In the United States, generally speaking, each state has jurisdiction over the government records that are kept regarding their inhabitants' births, marriages, deaths, divorces, land transactions, probates, health, disease, education etc. They are not responsible for private record-keeping efforts such as those done by churches, cemeteries, community groups, companies, businesses etc. The federal government oversees the taking of the national census every decade, but not of state censuses. Certain cities have also participated in early record-keeping efforts even prior to their state's commencement of such things. And then there are numerous other entities involved with keeping records; these include shipping lines, publication companies (city and county directories, and phone books), orphanages, hospitals and military organizations.
If you are researching your genealogy in Virginia, then this article is for you. Since all states have essentially the same basic types of federal records (census and vital or civil registration), we will devote this article to sources that are specific to Virginia genealogy. Much of the information I give in this article comes from Val D. Greenwood's The Researcher's Guide to American Genealogy (2nd Edition, 1990), a standard in its field, and Footnote.com. This is not a complete list of sources.

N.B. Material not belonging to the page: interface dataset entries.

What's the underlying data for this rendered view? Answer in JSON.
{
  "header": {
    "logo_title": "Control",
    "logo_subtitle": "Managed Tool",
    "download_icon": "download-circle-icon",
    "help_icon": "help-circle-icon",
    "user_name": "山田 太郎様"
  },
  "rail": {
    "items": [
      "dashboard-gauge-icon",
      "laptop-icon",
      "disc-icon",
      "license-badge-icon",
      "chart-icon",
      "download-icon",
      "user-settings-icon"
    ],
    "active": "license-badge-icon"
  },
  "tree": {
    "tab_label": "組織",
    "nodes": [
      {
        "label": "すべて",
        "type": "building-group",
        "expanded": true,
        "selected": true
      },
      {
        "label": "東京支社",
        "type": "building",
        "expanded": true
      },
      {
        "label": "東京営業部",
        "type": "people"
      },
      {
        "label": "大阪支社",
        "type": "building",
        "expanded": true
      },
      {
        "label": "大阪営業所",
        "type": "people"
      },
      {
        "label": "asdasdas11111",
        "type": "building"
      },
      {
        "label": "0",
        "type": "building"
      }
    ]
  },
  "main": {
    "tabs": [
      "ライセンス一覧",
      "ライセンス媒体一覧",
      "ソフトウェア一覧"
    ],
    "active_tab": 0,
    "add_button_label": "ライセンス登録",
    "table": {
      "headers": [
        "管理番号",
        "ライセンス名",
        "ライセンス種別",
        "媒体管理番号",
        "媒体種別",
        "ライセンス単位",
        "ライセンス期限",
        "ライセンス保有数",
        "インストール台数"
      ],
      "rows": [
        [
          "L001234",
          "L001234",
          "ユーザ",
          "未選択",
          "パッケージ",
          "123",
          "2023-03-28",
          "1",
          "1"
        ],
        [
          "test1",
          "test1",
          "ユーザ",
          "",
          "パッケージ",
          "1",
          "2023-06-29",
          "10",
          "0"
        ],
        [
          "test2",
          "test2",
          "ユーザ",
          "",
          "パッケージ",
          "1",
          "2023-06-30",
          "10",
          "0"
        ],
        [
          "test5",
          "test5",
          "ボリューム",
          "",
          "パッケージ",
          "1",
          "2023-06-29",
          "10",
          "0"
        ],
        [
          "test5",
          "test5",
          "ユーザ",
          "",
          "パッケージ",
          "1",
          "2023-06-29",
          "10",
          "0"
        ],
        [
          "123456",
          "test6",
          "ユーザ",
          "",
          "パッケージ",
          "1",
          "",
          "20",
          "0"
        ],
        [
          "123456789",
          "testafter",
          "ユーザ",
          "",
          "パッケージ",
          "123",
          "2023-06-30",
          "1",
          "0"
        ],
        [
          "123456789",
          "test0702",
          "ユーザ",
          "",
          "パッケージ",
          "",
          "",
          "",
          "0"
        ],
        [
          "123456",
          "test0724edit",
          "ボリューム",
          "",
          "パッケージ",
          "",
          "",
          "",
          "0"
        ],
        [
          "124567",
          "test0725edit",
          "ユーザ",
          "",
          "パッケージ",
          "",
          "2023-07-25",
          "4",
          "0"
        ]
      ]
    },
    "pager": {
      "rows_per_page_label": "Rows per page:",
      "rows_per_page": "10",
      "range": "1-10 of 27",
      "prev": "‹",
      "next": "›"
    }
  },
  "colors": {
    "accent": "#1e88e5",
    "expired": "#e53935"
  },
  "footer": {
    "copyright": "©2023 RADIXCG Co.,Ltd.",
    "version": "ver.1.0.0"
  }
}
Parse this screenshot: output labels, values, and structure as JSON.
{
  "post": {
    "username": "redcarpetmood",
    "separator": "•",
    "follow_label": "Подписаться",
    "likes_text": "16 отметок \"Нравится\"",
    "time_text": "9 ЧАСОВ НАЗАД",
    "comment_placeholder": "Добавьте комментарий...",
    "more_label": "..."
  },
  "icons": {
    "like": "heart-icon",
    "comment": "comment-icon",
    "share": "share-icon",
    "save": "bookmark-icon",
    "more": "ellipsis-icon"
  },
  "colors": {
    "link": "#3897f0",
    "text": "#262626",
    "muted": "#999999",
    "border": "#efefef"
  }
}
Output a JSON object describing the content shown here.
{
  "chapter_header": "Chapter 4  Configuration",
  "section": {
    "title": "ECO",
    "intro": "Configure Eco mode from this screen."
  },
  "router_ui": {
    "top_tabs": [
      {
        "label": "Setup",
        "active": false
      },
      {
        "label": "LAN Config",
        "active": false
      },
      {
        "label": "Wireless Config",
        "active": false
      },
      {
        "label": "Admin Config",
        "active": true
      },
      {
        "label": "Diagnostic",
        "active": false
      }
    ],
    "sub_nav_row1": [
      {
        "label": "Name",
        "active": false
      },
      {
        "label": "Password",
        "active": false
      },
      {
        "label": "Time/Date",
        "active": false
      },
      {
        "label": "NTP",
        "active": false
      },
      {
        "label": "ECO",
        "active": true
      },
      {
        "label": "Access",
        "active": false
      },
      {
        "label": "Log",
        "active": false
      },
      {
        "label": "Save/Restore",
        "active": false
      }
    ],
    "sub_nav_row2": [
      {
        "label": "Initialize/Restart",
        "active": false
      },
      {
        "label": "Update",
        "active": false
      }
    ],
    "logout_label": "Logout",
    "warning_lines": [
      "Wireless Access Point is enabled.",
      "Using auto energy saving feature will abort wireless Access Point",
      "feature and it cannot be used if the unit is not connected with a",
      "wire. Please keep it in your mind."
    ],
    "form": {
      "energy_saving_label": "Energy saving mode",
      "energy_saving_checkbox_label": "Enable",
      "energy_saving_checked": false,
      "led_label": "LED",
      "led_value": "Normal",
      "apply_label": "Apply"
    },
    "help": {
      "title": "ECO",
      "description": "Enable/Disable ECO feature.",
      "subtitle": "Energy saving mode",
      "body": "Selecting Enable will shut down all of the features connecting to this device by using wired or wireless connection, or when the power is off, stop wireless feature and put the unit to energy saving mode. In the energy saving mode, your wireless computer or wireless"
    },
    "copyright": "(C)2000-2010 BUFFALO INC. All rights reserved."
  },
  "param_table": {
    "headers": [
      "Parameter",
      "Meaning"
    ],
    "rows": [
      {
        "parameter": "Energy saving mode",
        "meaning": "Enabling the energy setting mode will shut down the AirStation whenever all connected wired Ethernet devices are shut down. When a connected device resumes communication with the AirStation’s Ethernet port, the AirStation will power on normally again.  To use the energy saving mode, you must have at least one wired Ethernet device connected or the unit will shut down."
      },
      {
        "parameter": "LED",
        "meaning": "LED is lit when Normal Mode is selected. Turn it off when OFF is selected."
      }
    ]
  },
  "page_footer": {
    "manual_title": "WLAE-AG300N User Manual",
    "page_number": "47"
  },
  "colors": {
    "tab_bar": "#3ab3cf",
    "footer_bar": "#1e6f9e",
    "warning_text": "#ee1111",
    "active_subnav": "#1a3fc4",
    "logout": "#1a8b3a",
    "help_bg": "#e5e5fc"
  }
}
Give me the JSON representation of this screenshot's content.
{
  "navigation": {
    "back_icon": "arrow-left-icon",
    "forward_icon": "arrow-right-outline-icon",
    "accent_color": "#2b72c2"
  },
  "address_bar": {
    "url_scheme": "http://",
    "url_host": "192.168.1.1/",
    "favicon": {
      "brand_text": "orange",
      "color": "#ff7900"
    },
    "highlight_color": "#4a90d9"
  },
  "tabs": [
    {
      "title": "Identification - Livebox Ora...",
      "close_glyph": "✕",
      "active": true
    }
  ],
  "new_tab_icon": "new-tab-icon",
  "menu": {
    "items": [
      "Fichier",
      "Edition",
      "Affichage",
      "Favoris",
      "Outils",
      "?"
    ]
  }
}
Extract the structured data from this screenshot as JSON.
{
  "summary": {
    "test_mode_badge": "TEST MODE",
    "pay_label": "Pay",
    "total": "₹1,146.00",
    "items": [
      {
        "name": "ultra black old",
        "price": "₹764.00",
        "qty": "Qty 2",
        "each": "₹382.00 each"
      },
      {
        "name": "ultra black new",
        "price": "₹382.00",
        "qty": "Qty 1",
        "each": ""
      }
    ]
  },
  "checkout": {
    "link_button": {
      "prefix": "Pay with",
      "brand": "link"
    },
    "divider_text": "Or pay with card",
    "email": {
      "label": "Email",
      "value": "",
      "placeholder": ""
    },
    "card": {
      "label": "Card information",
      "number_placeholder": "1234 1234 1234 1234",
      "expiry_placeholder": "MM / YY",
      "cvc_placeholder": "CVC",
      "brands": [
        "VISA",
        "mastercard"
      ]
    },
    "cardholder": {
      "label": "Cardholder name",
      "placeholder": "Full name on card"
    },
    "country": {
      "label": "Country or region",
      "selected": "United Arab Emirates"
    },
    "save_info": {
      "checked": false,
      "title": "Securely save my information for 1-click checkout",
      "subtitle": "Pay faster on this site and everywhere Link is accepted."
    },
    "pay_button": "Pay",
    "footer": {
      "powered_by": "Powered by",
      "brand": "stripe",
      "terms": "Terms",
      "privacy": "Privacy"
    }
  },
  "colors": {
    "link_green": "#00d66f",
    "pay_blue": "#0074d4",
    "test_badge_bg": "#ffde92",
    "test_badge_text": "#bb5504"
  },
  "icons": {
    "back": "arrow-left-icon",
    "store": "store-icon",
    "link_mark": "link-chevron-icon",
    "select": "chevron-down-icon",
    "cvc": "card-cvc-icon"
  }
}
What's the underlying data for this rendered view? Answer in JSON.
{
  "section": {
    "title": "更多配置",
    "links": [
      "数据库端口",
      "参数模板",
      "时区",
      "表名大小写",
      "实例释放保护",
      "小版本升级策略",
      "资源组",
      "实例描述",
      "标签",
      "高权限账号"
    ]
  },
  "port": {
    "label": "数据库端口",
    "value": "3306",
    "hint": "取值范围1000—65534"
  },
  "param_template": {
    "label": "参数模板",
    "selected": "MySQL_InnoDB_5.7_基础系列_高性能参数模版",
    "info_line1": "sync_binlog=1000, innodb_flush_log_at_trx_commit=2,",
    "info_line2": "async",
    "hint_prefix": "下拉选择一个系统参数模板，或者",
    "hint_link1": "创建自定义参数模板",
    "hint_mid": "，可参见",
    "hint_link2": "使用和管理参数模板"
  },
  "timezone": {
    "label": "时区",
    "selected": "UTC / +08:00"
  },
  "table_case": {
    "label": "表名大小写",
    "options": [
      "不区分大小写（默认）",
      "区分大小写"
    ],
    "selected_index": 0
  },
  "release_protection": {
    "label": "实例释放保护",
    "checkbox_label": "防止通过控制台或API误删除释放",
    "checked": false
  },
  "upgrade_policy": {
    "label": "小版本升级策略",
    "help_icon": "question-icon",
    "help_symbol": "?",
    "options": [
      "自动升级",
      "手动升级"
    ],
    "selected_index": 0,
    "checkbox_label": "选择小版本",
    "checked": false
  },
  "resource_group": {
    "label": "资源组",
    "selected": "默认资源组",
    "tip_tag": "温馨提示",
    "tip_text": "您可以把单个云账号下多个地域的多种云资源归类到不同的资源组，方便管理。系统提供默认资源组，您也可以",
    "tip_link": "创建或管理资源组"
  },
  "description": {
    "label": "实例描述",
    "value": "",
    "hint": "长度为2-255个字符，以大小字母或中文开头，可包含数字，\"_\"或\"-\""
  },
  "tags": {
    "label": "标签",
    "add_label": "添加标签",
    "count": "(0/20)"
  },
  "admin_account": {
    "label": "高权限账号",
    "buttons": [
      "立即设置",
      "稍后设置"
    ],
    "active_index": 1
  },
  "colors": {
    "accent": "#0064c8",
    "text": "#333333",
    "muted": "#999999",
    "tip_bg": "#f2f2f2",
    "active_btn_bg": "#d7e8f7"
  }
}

Before we begin our discussion of Virginia sources, we should mention that West Virginia was part of Virginia until June 1863. Therefore, when you are looking at Virginia genealogy records prior to that date, you will find references to areas now in West Virginia.
Another confusing point with reference to Virginia is their court system. If you look at a map of the state or any indexes to places, you will notice that the state is sprinkled with "independent cities". These are cities which used to be part of a county but which, once incorporated as a city, became independent of that county, even though they may still be the "county seat" today. What this means to those searching for their genealogy in Virginia, is that you will need to look at two different court systems - the city and the county. It is necessary to know when a city was incorporated to determine which sets of court records to look at. Greenwood's The Researcher's Guide to American Genealogy, pages 418-420, lists names of cities, the county where they are geographically located, and the dates when they were incorporated as a town and then as a city.
Court records of various types take on additional value in Virginia, especially land records. While it is true that records in many court houses were burned during the Civil War, land-grant records were kept in the state land office. Land records can give the names of wives and children, residences, whether the action is taken because of a will and if so then the date the will was written, occupations, land description and, of course, dates. Don't forget to use maps and tax records while you are searching land records.
Another good source of genealogy information in Virginia is probate records. Kept in probate courts, these records include wills, guardianship records, letters of administration, inventories and bills of sale. Almost everyone is familiar with wills. Guardianship records were kept when a father died leaving minor children. Children in this circumstance, even if their mother was still alive, were termed orphans. Usually the mother retained custody of their maintenance but often guardians were appointed to manage the financial dealings of the remaining family. Those who were named as executors of an estate were usually required to be admitted as qualified to do so by the court (letters of administration). Inventories taken after a person's death can provide an amazing insight into the life-style of your ancestors. And, when those inventoried items were sold to pay off debts or provide for the family, you may be able to see who bought the old family Bible you've been looking for!
Many court records of value in Virginia genealogy have been indexed and, in some cases, abstracted. Some are available on microfilm and others will require a letter or visit. Knowing about the different court systems and their location will narrow your search, but try the Family History Library microfilm first. Be sure to look at county and city courts, and good luck with your Virginia genealogy!